*Goal of the exercise:*
Every line with the string "ylabel" in it belongs in your answer, so copy them all from the data.
+++ Raw data
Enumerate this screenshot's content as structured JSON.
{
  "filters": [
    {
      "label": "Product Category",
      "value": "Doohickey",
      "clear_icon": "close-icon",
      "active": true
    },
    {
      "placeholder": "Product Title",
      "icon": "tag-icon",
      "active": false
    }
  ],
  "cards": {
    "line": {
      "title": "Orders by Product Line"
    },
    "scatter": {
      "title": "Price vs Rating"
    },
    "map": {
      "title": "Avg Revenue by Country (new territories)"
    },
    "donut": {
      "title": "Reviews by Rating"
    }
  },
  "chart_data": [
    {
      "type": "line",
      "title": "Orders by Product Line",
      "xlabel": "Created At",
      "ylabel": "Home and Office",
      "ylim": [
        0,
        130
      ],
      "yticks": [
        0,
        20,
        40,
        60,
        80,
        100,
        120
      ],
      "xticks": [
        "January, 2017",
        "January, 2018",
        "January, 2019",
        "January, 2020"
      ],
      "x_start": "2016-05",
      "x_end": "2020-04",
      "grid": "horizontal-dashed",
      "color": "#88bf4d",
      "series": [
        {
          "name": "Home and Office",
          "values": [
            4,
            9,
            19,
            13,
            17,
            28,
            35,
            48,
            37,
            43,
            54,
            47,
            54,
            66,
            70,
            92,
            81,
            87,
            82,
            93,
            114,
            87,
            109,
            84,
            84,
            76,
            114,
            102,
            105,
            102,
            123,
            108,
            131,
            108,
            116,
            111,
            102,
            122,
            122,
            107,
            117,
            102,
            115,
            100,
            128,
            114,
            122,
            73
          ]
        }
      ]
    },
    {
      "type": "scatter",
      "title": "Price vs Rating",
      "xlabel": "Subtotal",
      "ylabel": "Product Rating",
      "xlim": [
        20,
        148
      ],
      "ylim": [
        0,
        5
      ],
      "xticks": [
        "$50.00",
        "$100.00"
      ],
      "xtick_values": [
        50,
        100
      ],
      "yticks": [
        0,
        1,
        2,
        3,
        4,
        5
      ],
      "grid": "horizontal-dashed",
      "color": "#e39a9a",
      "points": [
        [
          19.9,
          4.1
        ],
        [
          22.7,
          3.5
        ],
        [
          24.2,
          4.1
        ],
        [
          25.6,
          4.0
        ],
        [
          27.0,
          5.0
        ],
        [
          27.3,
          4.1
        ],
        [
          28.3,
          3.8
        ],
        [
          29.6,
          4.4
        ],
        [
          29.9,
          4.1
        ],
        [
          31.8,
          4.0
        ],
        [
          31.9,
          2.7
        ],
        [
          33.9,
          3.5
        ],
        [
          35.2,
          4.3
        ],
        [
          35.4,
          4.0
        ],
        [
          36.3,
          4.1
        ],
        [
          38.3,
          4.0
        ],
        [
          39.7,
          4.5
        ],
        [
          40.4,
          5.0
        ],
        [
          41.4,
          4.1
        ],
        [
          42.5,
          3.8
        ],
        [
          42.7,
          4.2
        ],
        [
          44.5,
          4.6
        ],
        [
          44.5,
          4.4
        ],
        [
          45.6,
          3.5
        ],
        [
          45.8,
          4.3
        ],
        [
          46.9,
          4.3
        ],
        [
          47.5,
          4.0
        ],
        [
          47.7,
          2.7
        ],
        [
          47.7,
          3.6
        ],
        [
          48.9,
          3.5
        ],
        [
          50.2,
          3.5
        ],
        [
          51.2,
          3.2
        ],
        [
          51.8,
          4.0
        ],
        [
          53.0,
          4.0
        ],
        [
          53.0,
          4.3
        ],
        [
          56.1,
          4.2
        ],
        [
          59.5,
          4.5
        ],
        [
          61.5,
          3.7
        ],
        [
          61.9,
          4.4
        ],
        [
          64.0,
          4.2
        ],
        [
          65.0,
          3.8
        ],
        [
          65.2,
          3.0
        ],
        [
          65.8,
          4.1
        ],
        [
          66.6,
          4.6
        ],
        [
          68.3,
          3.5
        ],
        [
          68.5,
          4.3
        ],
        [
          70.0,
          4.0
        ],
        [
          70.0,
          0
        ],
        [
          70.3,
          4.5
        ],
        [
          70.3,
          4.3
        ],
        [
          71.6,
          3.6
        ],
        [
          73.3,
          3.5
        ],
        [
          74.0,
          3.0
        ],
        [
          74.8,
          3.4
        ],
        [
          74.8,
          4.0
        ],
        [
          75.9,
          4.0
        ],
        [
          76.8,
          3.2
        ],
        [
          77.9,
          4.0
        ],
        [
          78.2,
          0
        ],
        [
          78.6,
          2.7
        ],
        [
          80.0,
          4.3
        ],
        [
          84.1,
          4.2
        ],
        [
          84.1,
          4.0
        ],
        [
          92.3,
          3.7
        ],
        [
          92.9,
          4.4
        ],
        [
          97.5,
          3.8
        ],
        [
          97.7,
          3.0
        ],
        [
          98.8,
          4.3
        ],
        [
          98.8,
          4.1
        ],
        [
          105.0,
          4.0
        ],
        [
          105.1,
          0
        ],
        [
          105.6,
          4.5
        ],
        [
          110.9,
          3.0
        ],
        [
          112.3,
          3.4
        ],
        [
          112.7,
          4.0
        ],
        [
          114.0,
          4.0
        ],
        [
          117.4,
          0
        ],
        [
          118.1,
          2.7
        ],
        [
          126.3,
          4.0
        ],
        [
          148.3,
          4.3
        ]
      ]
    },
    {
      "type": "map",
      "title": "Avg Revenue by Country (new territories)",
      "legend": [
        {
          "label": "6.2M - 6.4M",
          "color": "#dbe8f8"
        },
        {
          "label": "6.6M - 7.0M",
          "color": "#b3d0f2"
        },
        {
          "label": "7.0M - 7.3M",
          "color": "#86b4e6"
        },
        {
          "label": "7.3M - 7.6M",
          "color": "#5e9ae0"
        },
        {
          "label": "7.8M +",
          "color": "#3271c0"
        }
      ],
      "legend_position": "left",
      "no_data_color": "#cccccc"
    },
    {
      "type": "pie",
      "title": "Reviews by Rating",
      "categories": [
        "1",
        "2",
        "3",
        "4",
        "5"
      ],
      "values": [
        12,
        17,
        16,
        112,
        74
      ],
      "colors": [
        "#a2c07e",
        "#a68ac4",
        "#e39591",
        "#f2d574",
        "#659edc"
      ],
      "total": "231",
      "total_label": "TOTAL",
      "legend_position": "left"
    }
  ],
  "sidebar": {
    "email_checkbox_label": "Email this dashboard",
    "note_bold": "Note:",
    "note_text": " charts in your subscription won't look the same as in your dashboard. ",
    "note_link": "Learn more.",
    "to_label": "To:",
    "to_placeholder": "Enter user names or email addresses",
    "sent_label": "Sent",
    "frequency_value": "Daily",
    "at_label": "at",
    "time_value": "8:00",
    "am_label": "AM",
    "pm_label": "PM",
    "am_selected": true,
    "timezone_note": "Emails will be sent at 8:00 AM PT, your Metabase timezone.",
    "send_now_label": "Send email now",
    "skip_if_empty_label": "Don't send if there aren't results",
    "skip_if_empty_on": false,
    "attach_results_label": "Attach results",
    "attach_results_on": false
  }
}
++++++
*Response:*
      "ylabel": "Home and Office",
      "ylabel": "Product Rating",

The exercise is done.